According to a press release, the 340B Drug Pricing Program requires pharmaceutical companies to give safety-net and rural healthcare providers drug discounts in exchange for Medicaid coverage of the drugs. For 30 years, according to a press release, the program has kept drug costs low for low-income patients, rural communities and patients living with serious chronic illnesses.

“We urge the Department of Health and Human Services (HHS) and its Office of the Inspector General (OIG) to use current statutory authority to impose civil monetary penalties against all drug manufacturers who have unlawfully overcharged safety net health care providers,” Spanberger and colleagues said in a letter to HHS Secretary Xavier Becerra. “Manufacturers have received multiple warnings that their overcharges are unlawful, but still refuse to comply. Further delay of enforcement actions emboldens more manufacturers to begin overcharging safety net providers, threatening the integrity of the entire 340B program.”

In recent years, 17 drug manufacturers stopped honoring 340B discounts for drugs dispensed through pharmacies contracted with 340B providers. Spanberger and her colleagues in the U.S. House are calling on HHS to penalize drug manufacturers that refuse to comply with their 340B obligations under law. The letter emphasizes the negative impact on patients, pharmacists and healthcare providers across the country.

“We urge OIG to conclude its review of the seven referrals as soon as possible and begin imposing civil monetary penalties against manufacturers it finds in violation of the law. We also request HHS initiate enforcement actions against the remaining eleven drug companies that have implemented overcharge policies but have not yet been referred to the OIG. These actions are essential to bringing manufacturers back into compliance with their responsibilities under the statute and will deter other manufacturers from pursuing similar unlawful courses of action.”

“The 340B program is a lifeline for Community Health Centers, but drug companies are looking to maximize profit by restricting access to vital medications at the expense of patients,” Rachel Gonzales-Hanson, Interim President & CEO, National Association of Community Health Centers, said in the press release. “A recent survey found that nearly 90% of health center leaders believe that at least 10 percent of their patients would go without needed medications if they did not have access to 340B discounted medications.”

Rebecca Barnabi

Rebecca Barnabi

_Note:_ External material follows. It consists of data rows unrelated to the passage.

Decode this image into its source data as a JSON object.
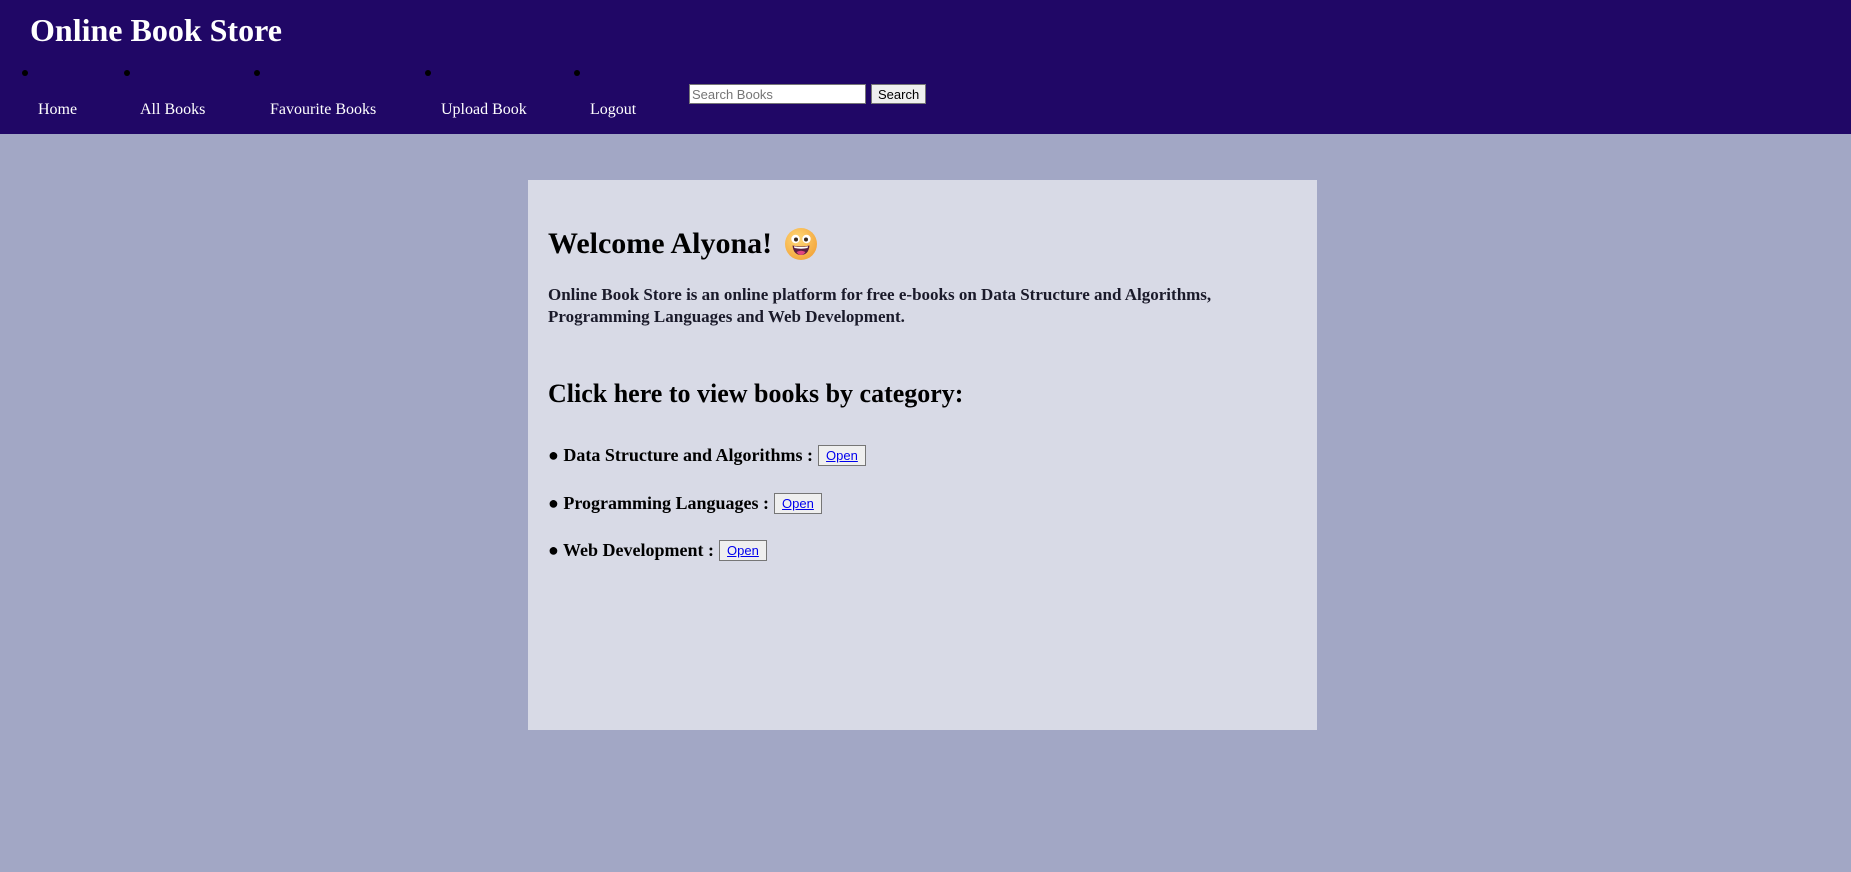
{
  "header": {
    "title": "Online Book Store",
    "nav": [
      {
        "label": "Home"
      },
      {
        "label": "All Books"
      },
      {
        "label": "Favourite Books"
      },
      {
        "label": "Upload Book"
      },
      {
        "label": "Logout"
      }
    ],
    "search": {
      "placeholder": "Search Books",
      "value": "",
      "button_label": "Search"
    }
  },
  "main": {
    "welcome": "Welcome Alyona!",
    "welcome_emoji": "grinning-face-emoji",
    "intro": "Online Book Store is an online platform for free e-books on Data Structure and Algorithms, Programming Languages and Web Development.",
    "category_heading": "Click here to view books by category:",
    "categories": [
      {
        "label": "● Data Structure and Algorithms :",
        "button_label": "Open"
      },
      {
        "label": "● Programming Languages :",
        "button_label": "Open"
      },
      {
        "label": "● Web Development :",
        "button_label": "Open"
      }
    ]
  },
  "colors": {
    "header_bg": "#200766",
    "page_bg": "#a2a7c5",
    "panel_bg": "#d8dae6",
    "link": "#0000ee"
  }
}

Rebecca J. Barnabi is the national editor of Augusta Free Press. A graduate of the University of Mary Washington, she began her journalism career at The Fredericksburg Free-Lance Star. In 2013, she was awarded first place for feature writing in the Maryland, Delaware, District of Columbia Awards Program, and was honored by the Virginia School Boards Association’s 2019 Media Honor Roll Program for her coverage of Waynesboro Schools. Her background in newspapers includes writing about features, local government, education and the arts.